Den Haag is a fabulous city if you love an atmosphere of tranquility, beauty, art, architecture and culture.
Home to some of the world’s best known artists, the Royal Gallery at the Mauritshuis is full of priceless works by the likes of Rubens and Rembrandt while Johannes Vermeer’s ‘Girl with The Pearl Earring’ also hangs in there.
Sadly the Mauritshaus is currently closed for renovation – it’s expected to reopen again sometime in 2014 – while many of its paintings are being displayed in other galleries around the world.
Next door is the Haags Historich Museum which houses everything from exquisite Dutch silverware to fine Egyptian and Venetian glassware along with a marvellous collection of musical instruments.
However one exhibition that is always worth a visit is that of Dutch artist Maurits Cornelis ‘MC’ Escher (1898-1972). A series of his fantastic mind-blowing prints hang in the former Winter Palace of Emma, the Queen Mother, where you can still experience the ambience of the former royal palace.
The Royal connection continued when I dined at the nearby 130 year old Hotel Des Indes. Built as a palace in the 1850s, it is one of the city’s top hotels. It’s grandeur and elegance par excellence having been enjoyed by various royal members and world leaders who have come to stay at The Hague over the years.
We sat down to an amazing seven-course dinner, drank champagne and sampled five different wines… and you know you’re really posh when you have a silver egg-timer to tell you when your pot of tea is brewed. Luckily a local taxi and the city trams did all my transporting!
There is a far older English connection with Dutch royalty which dates back almost three-and-a-half centuries for Prince William of Orange-Nassau and his 20,000 strong mercenary army landed at Brixham in Devon on November 5, 1688 to depose the then reigning Catholic monarch, King James II.
Amazingly that turned out to be a bloodless campaign and, following the invasion and the overthrowing of the English king, the popular Dutchman was later crowned King William III of England.
King William’s monument – which was erected in 1889 – still stands in pride of place next to the ‘Golden Hind’ on Brixham’s harbour waterfront facing away from the sea. It is also a lasting reminder to all that William led the last successful invasion of the British Isles!
The Hague is within ease to reach of Amsterdam’s Schiphol Airport. It takes around 40 minutes by train into Den Haag’s Central Station although flying via London’s City Airport into nearby Rotterdam is even closer and a mere 15 minutes away.
There are huge and varied shopping areas together with museums and restaurants galore while various festivals are set to feature ‘Landing Day’ and the forming of Holland as a Kingdom.
While most visitors to The Netherlands tend to head straight to Amsterdam, The Hague, Scheveningen and the surrounding areas are packed with things to do and places to visit. It’s certainly a region of Holland that will entice me back for another visit.

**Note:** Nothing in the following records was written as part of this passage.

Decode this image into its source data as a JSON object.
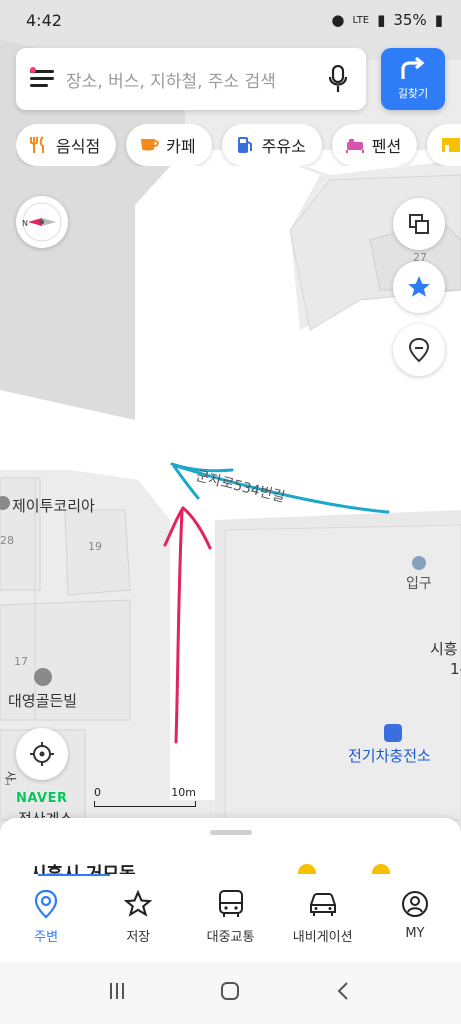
{
  "status_bar": {
    "time": "4:42",
    "network": "LTE",
    "battery": "35%"
  },
  "search": {
    "placeholder": "장소, 버스, 지하철, 주소 검색"
  },
  "directions_button": {
    "label": "길찾기"
  },
  "categories": [
    {
      "label": "음식점",
      "icon": "fork-knife-icon",
      "color": "#f28a1c"
    },
    {
      "label": "카페",
      "icon": "coffee-cup-icon",
      "color": "#f28a1c"
    },
    {
      "label": "주유소",
      "icon": "fuel-pump-icon",
      "color": "#3b6fe0"
    },
    {
      "label": "펜션",
      "icon": "bed-icon",
      "color": "#d653b0"
    }
  ],
  "map": {
    "road_label": "군자로534번길",
    "places": [
      {
        "name": "제이투코리아"
      },
      {
        "name": "대영골든빌"
      },
      {
        "name": "입구"
      },
      {
        "name": "전기차충전소"
      },
      {
        "name": "정산계소"
      },
      {
        "name": "시흥"
      }
    ],
    "building_numbers": [
      "27",
      "28",
      "19",
      "17",
      "1"
    ],
    "side_labels": [
      "1-",
      "사"
    ],
    "scale": {
      "min": "0",
      "max": "10m"
    },
    "brand": "NAVER",
    "annotation_colors": {
      "arrow_up": "#e0245e",
      "arrow_left": "#1aa9c9"
    }
  },
  "bottom_sheet": {
    "title": "시흥시 거모동"
  },
  "tabs": [
    {
      "label": "주변",
      "icon": "location-pin-icon",
      "active": true
    },
    {
      "label": "저장",
      "icon": "star-outline-icon",
      "active": false
    },
    {
      "label": "대중교통",
      "icon": "bus-icon",
      "active": false
    },
    {
      "label": "내비게이션",
      "icon": "car-icon",
      "active": false
    },
    {
      "label": "MY",
      "icon": "user-icon",
      "active": false
    }
  ],
  "colors": {
    "accent": "#2f7df6",
    "brand_green": "#02c75a"
  }
}
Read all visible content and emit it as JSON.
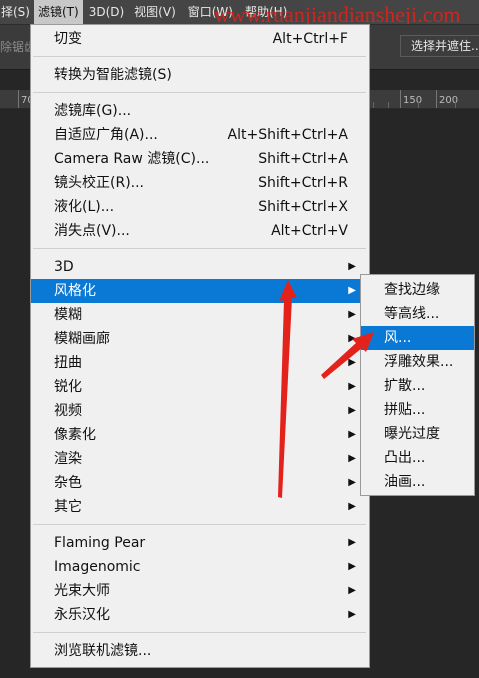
{
  "menubar": {
    "items": [
      "择(S)",
      "滤镜(T)",
      "3D(D)",
      "视图(V)",
      "窗口(W)",
      "帮助(H)"
    ],
    "active": "滤镜(T)"
  },
  "watermark": "www.ruanjiandiansheji.com",
  "options_bar": {
    "left_label": "除锯齿",
    "select_button": "选择并遮住..."
  },
  "ruler": {
    "ticks": [
      "70",
      "150",
      "200"
    ]
  },
  "filter_menu": {
    "items": [
      {
        "label": "切变",
        "shortcut": "Alt+Ctrl+F"
      },
      {
        "label": "转换为智能滤镜(S)"
      },
      {
        "label": "滤镜库(G)..."
      },
      {
        "label": "自适应广角(A)...",
        "shortcut": "Alt+Shift+Ctrl+A"
      },
      {
        "label": "Camera Raw 滤镜(C)...",
        "shortcut": "Shift+Ctrl+A"
      },
      {
        "label": "镜头校正(R)...",
        "shortcut": "Shift+Ctrl+R"
      },
      {
        "label": "液化(L)...",
        "shortcut": "Shift+Ctrl+X"
      },
      {
        "label": "消失点(V)...",
        "shortcut": "Alt+Ctrl+V"
      },
      {
        "label": "3D",
        "submenu": true
      },
      {
        "label": "风格化",
        "submenu": true,
        "highlighted": true
      },
      {
        "label": "模糊",
        "submenu": true
      },
      {
        "label": "模糊画廊",
        "submenu": true
      },
      {
        "label": "扭曲",
        "submenu": true
      },
      {
        "label": "锐化",
        "submenu": true
      },
      {
        "label": "视频",
        "submenu": true
      },
      {
        "label": "像素化",
        "submenu": true
      },
      {
        "label": "渲染",
        "submenu": true
      },
      {
        "label": "杂色",
        "submenu": true
      },
      {
        "label": "其它",
        "submenu": true
      },
      {
        "label": "Flaming Pear",
        "submenu": true
      },
      {
        "label": "Imagenomic",
        "submenu": true
      },
      {
        "label": "光束大师",
        "submenu": true
      },
      {
        "label": "永乐汉化",
        "submenu": true
      },
      {
        "label": "浏览联机滤镜..."
      }
    ]
  },
  "stylize_submenu": {
    "items": [
      {
        "label": "查找边缘"
      },
      {
        "label": "等高线..."
      },
      {
        "label": "风...",
        "highlighted": true
      },
      {
        "label": "浮雕效果..."
      },
      {
        "label": "扩散..."
      },
      {
        "label": "拼贴..."
      },
      {
        "label": "曝光过度"
      },
      {
        "label": "凸出..."
      },
      {
        "label": "油画..."
      }
    ]
  },
  "colors": {
    "highlight": "#0a79d6",
    "annotation_arrow": "#e2221b",
    "menu_background": "#f0f0f0",
    "app_background": "#262626"
  },
  "icons": {
    "submenu_arrow": "triangle-right-icon",
    "annotation": "red-arrow-icon"
  }
}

Fact File – The Hague
Alan Wooding flew to The Netherlands with British Airways aboard an Airbus A321 from London’s Heathrow to Amsterdam’s Schiphol Airport staying at the impressive five-star Steingenberger Kurhaus Hotel courtesy The Hague Tourism Board and The Netherlands Board of Tourism & Conventions.
The Steingenberger Kurhaus Hotel –
Gevers Deynootplein 30, 2586 CK
Tel: +31 (0)70 416 26 36
Lunch was taken at Scheveningen harbour’s specialist fish restaurant, Catch by Simonis – at Dr Lelykade 43, 2583 CL Scheveningen
Tel: +31 (0)70 338 76 09
and at the quirky Juni in The Hague at Molenstraat 63, 2513 BJ
Tel: +31 (0)70 360 81 06
Alan also dined at the 130-year-old
Hotel Des Indes at Lange Voorhout 54-56, 2514 EG
Tel: +31 (0)70 361 2345
Many thanks to Simone Sagi of the The Netherlands Board of Tourism & Conventions – www.holland.com – and to Lennart Cramer of The Hague Tourism Board – www.denhaag.com – for making the visit so enjoyable.